The role of bibliotherapy in health anxiety: an experimental study

Br J Community Nurs. 2002 Oct;7(10):498-504. doi: 10.12968/bjcn.2002.7.10.10662.


Despite its high prevalence and implications for health care resources, health anxiety is generally considered difficult and expensive to manage. Structured self-help materials (bibliotherapy) using a cognitive behaviour therapy (CBT) treatment approach have been shown to be clinically effective. This experimental study investigated the effects of bibliotherapy on patients who had been identified as demonstrating health concerns. The 40 participants (patients drawn from GP surgeries) were randomly allocated to two groups, one receiving bibliotherapy and the other not. Half the patients had a medically diagnosed problem. Anxiety was assessed before and after the bibliotherapy intervention, which took the form of a cognitive-behavioural self-help booklet for health anxiety sufferers. Patients in the bibliotherapy group showed reduced levels of anxiety at post-test, even when they also had an identifiable physical problem. These results are consistent with the idea that self-help materials can be an effective and accessible intervention in CBT, although further research is recommended.

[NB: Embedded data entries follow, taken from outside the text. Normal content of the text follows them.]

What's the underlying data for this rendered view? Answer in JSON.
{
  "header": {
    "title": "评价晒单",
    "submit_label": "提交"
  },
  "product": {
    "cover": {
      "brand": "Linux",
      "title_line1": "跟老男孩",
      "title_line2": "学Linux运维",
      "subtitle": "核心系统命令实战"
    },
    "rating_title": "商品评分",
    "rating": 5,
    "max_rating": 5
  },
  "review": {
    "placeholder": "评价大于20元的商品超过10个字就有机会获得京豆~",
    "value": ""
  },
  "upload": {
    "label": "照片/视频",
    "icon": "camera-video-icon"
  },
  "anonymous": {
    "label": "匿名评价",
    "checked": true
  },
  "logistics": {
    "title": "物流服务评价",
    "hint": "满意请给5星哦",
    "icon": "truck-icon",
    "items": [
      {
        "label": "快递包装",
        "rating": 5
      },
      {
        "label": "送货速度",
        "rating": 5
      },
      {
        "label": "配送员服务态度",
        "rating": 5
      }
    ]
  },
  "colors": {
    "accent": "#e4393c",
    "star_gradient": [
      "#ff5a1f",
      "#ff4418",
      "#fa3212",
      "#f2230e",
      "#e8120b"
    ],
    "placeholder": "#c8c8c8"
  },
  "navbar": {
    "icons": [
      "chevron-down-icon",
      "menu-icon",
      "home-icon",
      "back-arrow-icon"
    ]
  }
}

Publication types

  • Clinical Trial
  • Randomized Controlled Trial

MeSH terms

  • Adaptation, Psychological
  • Adult
  • Anxiety Disorders / diagnosis
  • Anxiety Disorders / psychology*
  • Anxiety Disorders / therapy*
  • Attitude to Health*
  • Bibliotherapy / methods*
  • Fear
  • Health Behavior*
  • Humans
  • Middle Aged
  • Pamphlets
  • Patient Education as Topic / methods*
  • Self Care / methods*
  • Self Care / psychology
  • Teaching Materials / standards
  • Treatment Outcome